She returned to Northwestern to teach for three years, before joining the faculty at Stephen F. Austin University as chairman of the Department of Home Economics. She was also a visiting professor of home economics at Sam Houston for one summer.
The move to Nacogdoches, Texas, had an interesting correlation to Dr. Durr. Her maiden name, Ebarb, is a derivation of Y’Barbo, a name that figures prominently in Nacogdoches history.
At SFA, Durr was director of the Center for Economic Education, a product of her own planning and organizational efforts. From its inception in 1981 and affiliation with the Texas Council on Economic Education in 1983, Durr served as administrative chairman of the center and in 1985 took on the dual roles as director of the center and chairman of the home economics department. She was recognized by the SFA Alumni Association with the Distinguished Faculty Award in 1980. Other honors include Outstanding Achievement in Home Economics Award from Northwestern State in 1970 and Home Economics Teacher Educator of the Year in 1976.
She was inducted into Northwestern State’s Hall of Distinguished Educators in 2001.
During a long and productive career, Durr was active in numerous professional organizations, authored many curriculum guides and articles related to her field of instruction and engaged in research related to program accreditation. She retired as Board of Regents Professor and Chair of the Department of Human Sciences as SFA and was named Professor Emeritus.
Dr. Durr’s late husband, Dr. Kenneth Durr, was also professor and retired Lt. Col in the. U.S. Army. A native of Marthaville, he also had a long career, teaching business and accounting at Texas Woman’s University, SFA and NSU in addition to public and private high schools. He was honored with the establishment of the Kenneth I. Durr Accounting Professorship in NSU’s School of Business.
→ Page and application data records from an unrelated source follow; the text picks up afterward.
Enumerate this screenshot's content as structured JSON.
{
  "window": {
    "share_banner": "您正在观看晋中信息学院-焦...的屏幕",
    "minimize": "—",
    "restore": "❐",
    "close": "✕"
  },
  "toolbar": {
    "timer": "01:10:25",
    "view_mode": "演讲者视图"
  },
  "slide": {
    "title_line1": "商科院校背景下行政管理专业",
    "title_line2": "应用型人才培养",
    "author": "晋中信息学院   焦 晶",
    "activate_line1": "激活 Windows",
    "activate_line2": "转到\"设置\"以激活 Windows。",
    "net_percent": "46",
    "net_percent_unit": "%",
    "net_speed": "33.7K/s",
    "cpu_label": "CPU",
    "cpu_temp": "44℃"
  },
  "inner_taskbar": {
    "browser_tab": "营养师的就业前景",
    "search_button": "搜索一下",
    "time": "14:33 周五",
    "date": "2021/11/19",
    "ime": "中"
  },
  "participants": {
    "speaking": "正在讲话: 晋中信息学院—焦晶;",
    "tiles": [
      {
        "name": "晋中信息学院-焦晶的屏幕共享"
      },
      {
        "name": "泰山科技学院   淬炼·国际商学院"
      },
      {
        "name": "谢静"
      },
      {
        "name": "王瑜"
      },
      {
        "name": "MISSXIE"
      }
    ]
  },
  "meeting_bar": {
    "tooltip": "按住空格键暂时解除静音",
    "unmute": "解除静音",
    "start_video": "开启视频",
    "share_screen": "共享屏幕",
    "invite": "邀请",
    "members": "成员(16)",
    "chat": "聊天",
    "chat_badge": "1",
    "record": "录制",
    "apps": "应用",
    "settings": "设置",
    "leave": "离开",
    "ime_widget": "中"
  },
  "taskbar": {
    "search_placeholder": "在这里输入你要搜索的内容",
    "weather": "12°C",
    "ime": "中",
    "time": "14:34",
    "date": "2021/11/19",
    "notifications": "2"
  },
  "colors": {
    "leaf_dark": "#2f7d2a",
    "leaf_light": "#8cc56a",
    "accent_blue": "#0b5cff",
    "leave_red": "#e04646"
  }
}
Dr. Kenneth Durr passed away in 2012 after a life dedicated to education and service.
“The rigorous level of academics required for this scholarship honoring Dr. Durr is very fitting,” said Drake Owens, executive director of the NSU Foundation.
Dr. Durr’s mother, Elvera Martinez Ebarb Procell, attended Louisiana State Normal, as NSU was then known, in 1923 and 1924 to earn a teaching certificate and taught school in the rural Sabine Parish community of Ebarb. She returned to Northwestern in 1944 to earn a Bachelor of Arts in Teaching and was a student when D-Day occurred.
Dr. Durr took the opportunity to present NSU Interim President Dr. Marcus Jones with some of her mother’s NSU memorabilia, including a class photo from 1924, a Current Sauce from 1944 and a drawing of Antonio Gil Y’Barbo, her ancestor.
“I am deeply indebted to NSU,” Durr said. “It’s really an honor to be here. I was a country girl from Ebarb, 16 years old when I came to this school. We did not have a car. We didn’t have electricity or running water. To come from there to be here is quite an honor.”
“She came into the world self-empowered,” said her brother Patrick “Bud” Ebarb, who attended along with their sister Eloise Davis. “You were always out front. We were the Three Musketeers.”
“She has been a role model for us all in many aspects, both as a mother and as an educator,” said Dr. David Durr, who is a professor at Murray State.
“This scholarship is really going to help incoming freshmen,” Jones said. “I taught in the College of Business 23 years and was there when the professorship was established for Dr. Kenneth Durr, so I’m aware of its impact in that it enabled faculty to do research, publish and pursue scholarship. Thank you for being a lifelong educator. Reading your story was an inspiration to me and will be to our students.”